The places and spaces we spend our time in have a huge impact on how we feel. Most of us have places we can go that calm, inspire or uplift us. Today, make time to go to a place that is special to you and take notice of how you feel when you are there. For some of us, the special place that comes to mind might be out of reach - perhaps it’s overseas, or too far away to get to. Even if we can’t get there right now, there are ways that we can reconnect with the places that lift us up.

A few ideas for reconnecting with a special place:

Rāpare / Thursday

Reconnect with your community.

Today is about reconnecting with your hapori whānui/wider community. It’s the perfect time to sign up to be a volunteer or join a local community group, but it could also be as simple as making the effort to reconnect with the people you interact with every day. Today is all about savouring the little hononga/connections that make us human.

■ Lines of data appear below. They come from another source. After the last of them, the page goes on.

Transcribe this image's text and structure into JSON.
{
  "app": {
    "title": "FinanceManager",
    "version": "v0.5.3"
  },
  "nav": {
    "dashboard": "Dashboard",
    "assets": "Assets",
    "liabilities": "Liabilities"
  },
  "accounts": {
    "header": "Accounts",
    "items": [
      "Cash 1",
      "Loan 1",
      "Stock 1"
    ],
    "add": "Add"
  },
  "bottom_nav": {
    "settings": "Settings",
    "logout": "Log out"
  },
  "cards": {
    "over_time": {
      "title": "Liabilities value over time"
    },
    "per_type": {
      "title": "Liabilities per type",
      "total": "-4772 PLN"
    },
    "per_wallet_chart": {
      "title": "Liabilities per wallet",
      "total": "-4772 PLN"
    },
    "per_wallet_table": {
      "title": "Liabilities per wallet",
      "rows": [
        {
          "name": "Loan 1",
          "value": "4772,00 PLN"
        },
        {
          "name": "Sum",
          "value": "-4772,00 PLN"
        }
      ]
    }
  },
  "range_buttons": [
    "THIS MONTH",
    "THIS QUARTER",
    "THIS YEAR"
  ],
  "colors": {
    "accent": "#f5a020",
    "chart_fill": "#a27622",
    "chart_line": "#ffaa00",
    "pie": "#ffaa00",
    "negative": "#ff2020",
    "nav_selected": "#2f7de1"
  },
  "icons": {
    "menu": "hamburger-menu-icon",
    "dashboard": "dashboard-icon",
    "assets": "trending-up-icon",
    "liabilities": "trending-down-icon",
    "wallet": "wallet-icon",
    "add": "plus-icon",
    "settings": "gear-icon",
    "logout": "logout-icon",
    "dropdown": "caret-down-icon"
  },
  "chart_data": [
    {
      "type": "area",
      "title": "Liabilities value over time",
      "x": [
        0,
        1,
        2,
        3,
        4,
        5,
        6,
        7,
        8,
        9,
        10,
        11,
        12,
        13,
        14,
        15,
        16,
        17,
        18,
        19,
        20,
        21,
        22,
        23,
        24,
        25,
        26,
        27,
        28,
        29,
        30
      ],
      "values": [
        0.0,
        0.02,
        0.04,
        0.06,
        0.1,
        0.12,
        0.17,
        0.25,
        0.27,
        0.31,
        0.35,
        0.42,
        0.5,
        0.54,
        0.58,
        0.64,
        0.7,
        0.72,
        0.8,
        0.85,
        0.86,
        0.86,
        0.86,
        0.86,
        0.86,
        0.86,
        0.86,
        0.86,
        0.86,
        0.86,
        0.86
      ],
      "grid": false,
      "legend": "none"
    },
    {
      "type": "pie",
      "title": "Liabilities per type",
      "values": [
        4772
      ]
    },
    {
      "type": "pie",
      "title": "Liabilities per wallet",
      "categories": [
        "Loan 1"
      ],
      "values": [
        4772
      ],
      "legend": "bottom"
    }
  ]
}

A few ideas for reconnecting with your community:

Rāmere / Friday

Reconnect with nature

To round out the week, we’re asking you to reconnect with the beautiful taonga that is te taiao/the natural environment. Studies show exposure to nature not only makes us feel better emotionally, it contributes to our physical wellbeing, reducing blood pressure, heart rate, muscle tension, and the production of stress hormones. All the more reason to spend at least a small moment today outside - breathing in some fresh air and noticing the world around you.

A few ideas for reconnecting with nature: